Lewis has at times romanticized his brutalization by police—and one might argue that his softness on these experiences stems from his spirituality. The congressman supports the Black Lives Matter movement but rejects the appeal to Black power. Yes, it’s important to point out that Black life is not valued equally in our society, but to Lewis, to insist on attaining power would be a negation of love. Kwame Ture, formerly Stokely Carmichael, a Freedom Rider, took over leadership of the SNCC in 1966 (Lewis was elected to Congress in 1986); this move led to the separatism of the SNCC, though Ture eventually stepped down as he rose in fame as leader of the Black Power movement and eventually joined the Black Panther Party. Black radical circles where activists like Ture were focused on liberation rather than coexistence came to scorn the moralism and party-politics focus of the nonviolent crew. The only figure who has somewhat successfully been able to bridge this gulf has been Cornel West, a Christian socialist who politically falls further left than Lewis, but also adheres to a worldview centered on love and moralism and recently campaigned for Bernie Sanders.
Rep. Lewis frequently speaks about “saving our democracy” in the U.S., which suggests that we have had a democracy in the first place. It’s fair to debate this question, though it’s undeniable—and Lewis knows this probably better than anyone else alive—that democracy has been systematically denied to Black people from the day our ancestors were kidnapped from Africa and brought to the Americas. “Saving our democracy,” then, means continuing to fight for inclusion in a set of rights that has mostly been secured and protected for wealthy white able-bodied cis heterosexual men—usually with their working-class counterparts engaging in the dirty work of lynching and policing.

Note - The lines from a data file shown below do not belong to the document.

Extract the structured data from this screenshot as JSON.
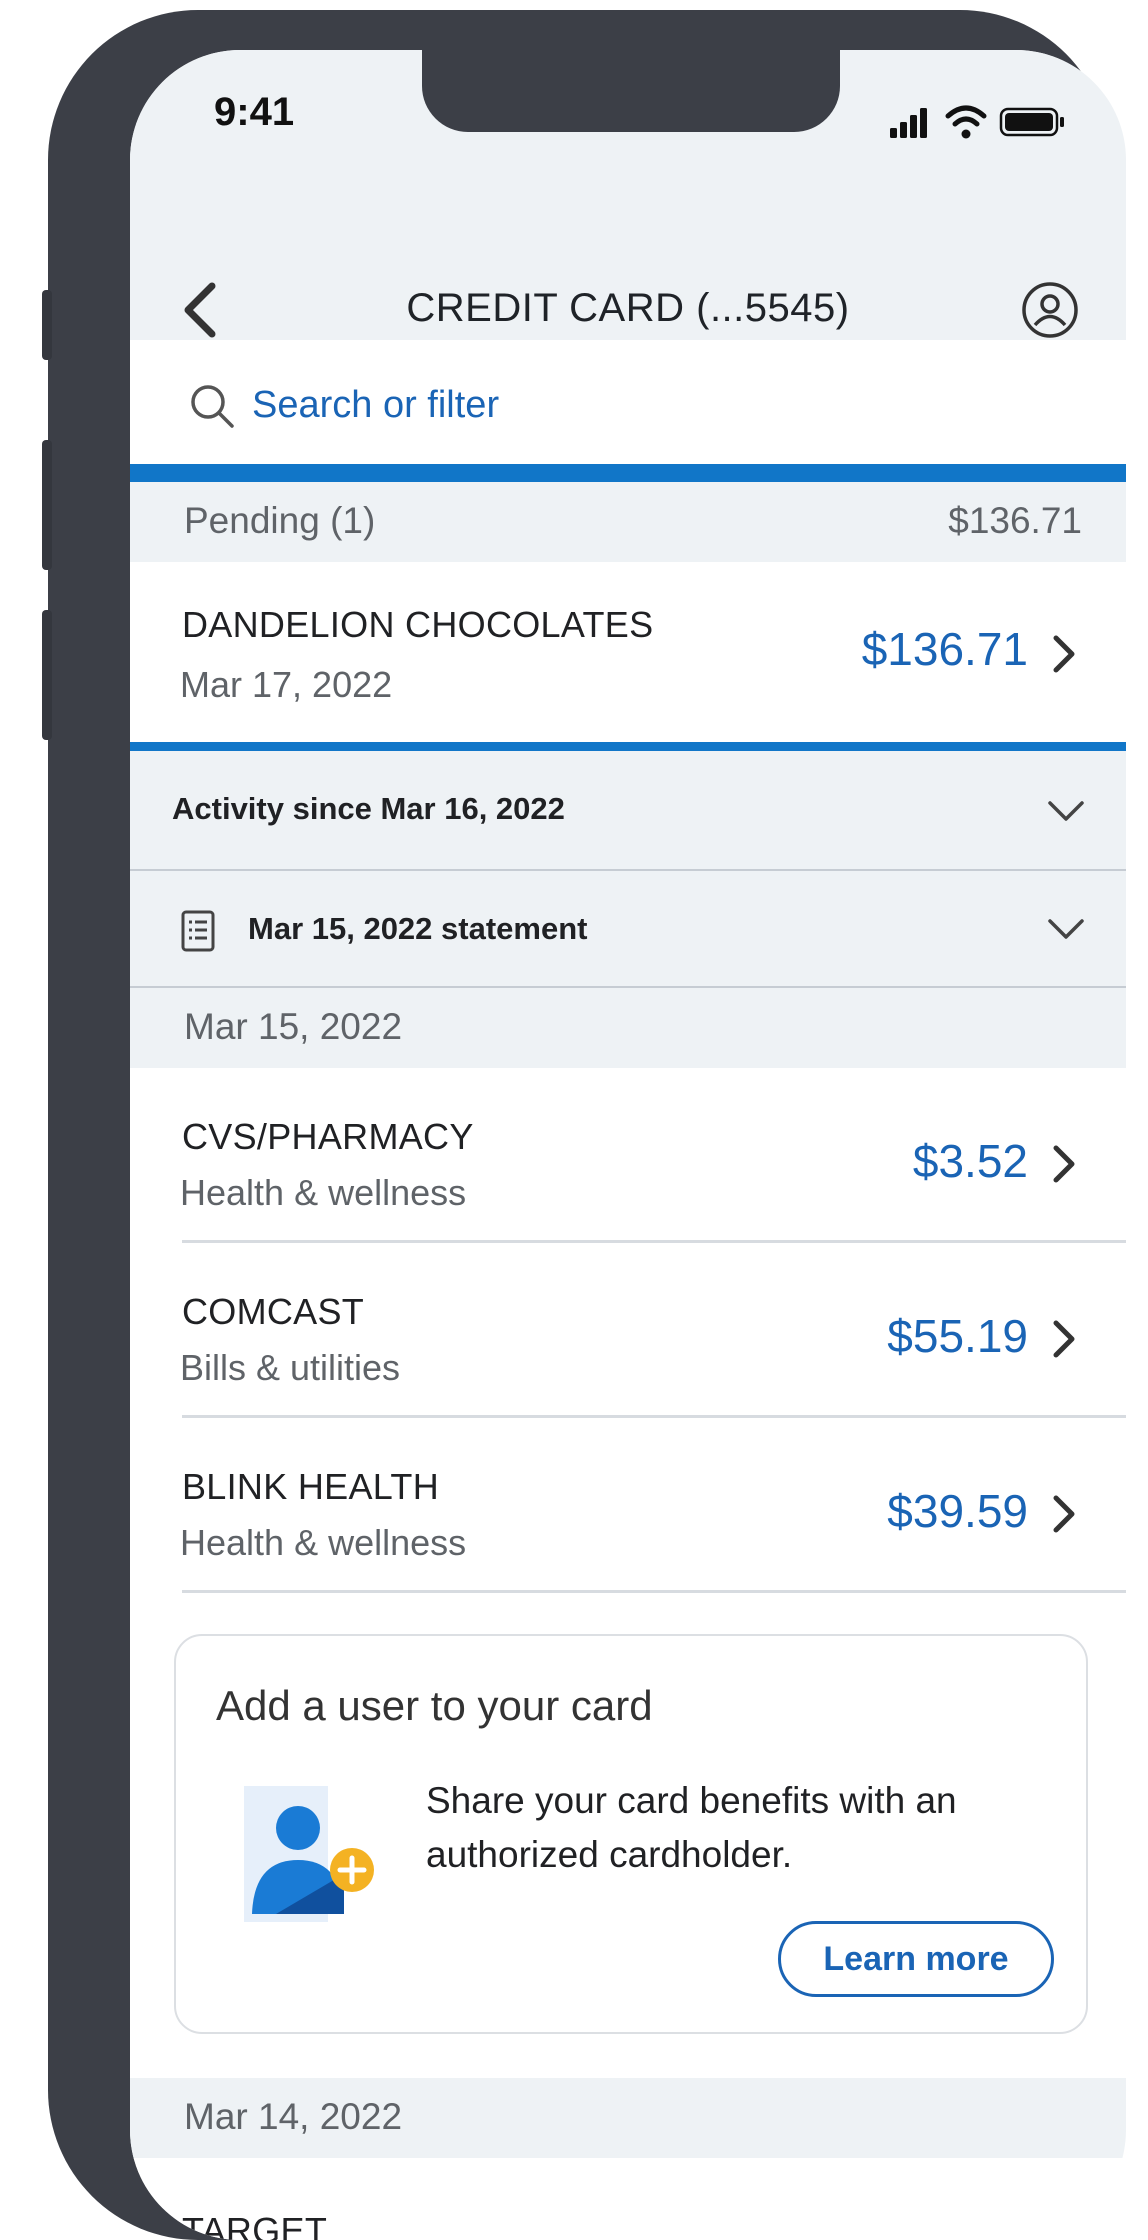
{
  "status_bar": {
    "time": "9:41"
  },
  "header": {
    "title": "CREDIT CARD (...5545)"
  },
  "search": {
    "placeholder": "Search or filter"
  },
  "pending": {
    "label": "Pending (1)",
    "total": "$136.71",
    "transaction": {
      "merchant": "DANDELION CHOCOLATES",
      "date": "Mar 17, 2022",
      "amount": "$136.71"
    }
  },
  "activity_toggle": {
    "label": "Activity since Mar 16, 2022"
  },
  "statement_toggle": {
    "label": "Mar 15, 2022 statement"
  },
  "groups": [
    {
      "date": "Mar 15, 2022",
      "transactions": [
        {
          "merchant": "CVS/PHARMACY",
          "category": "Health & wellness",
          "amount": "$3.52"
        },
        {
          "merchant": "COMCAST",
          "category": "Bills & utilities",
          "amount": "$55.19"
        },
        {
          "merchant": "BLINK HEALTH",
          "category": "Health & wellness",
          "amount": "$39.59"
        }
      ]
    },
    {
      "date": "Mar 14, 2022",
      "transactions": [
        {
          "merchant": "TARGET"
        }
      ]
    }
  ],
  "promo": {
    "title": "Add a user to your card",
    "body": "Share your card benefits with an authorized cardholder.",
    "button_label": "Learn more"
  },
  "colors": {
    "accent": "#1176c8",
    "link": "#1a64b5",
    "section_bg": "#eef2f5",
    "frame": "#3c3f47"
  }
}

“Good trouble,” then, is the idea that we can practice love while refusing injustice—a noble idea that has to shift with time, because refusal looks different every generation, even every year. What Lewis does now is a kind of cooperation—not with the Trump administration, but with a Democratic Party system that has gleefully participated in its own fair share of violence, both domestically and abroad. Nonviolence and peace are instead being revitalized as rigorous concepts by prison and police abolitionists as well as decolonial thinkers and healers, who believe we must work outside of the state to ever develop justice- and freedom-oriented ways of living and healing.